[Data extracted from a collection]
((

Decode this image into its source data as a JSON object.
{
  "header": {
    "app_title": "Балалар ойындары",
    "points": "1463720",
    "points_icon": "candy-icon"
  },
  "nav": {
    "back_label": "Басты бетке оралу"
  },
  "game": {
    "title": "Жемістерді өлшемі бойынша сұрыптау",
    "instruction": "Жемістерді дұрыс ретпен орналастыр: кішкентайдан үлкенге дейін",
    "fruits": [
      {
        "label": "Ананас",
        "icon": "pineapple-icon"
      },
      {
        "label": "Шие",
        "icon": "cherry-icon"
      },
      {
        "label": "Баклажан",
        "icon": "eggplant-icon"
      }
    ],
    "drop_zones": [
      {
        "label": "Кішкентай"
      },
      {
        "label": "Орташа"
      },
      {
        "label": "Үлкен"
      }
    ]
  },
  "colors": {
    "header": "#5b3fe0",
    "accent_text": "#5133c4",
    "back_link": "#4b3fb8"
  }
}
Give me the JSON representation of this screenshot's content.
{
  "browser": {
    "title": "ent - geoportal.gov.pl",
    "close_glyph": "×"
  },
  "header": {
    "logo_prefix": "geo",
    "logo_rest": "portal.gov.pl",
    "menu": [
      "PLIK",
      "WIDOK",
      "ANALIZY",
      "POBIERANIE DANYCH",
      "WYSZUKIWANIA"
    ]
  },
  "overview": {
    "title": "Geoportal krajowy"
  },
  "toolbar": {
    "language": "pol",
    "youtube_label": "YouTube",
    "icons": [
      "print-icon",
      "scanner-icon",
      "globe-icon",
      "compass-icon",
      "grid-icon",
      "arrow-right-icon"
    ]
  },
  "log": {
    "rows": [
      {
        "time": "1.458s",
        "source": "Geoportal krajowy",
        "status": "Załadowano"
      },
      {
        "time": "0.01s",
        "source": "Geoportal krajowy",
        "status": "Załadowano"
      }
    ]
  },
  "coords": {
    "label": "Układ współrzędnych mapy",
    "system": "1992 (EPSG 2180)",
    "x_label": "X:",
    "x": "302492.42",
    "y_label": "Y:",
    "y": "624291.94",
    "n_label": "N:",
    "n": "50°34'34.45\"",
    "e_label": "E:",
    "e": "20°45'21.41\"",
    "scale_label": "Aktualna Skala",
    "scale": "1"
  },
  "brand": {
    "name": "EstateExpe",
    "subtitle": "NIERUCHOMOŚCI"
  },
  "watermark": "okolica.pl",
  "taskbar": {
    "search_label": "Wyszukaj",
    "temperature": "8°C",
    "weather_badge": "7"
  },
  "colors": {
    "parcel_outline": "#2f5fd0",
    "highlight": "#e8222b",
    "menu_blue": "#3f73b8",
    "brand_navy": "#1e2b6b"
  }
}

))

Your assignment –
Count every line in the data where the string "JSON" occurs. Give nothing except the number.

Response box –
2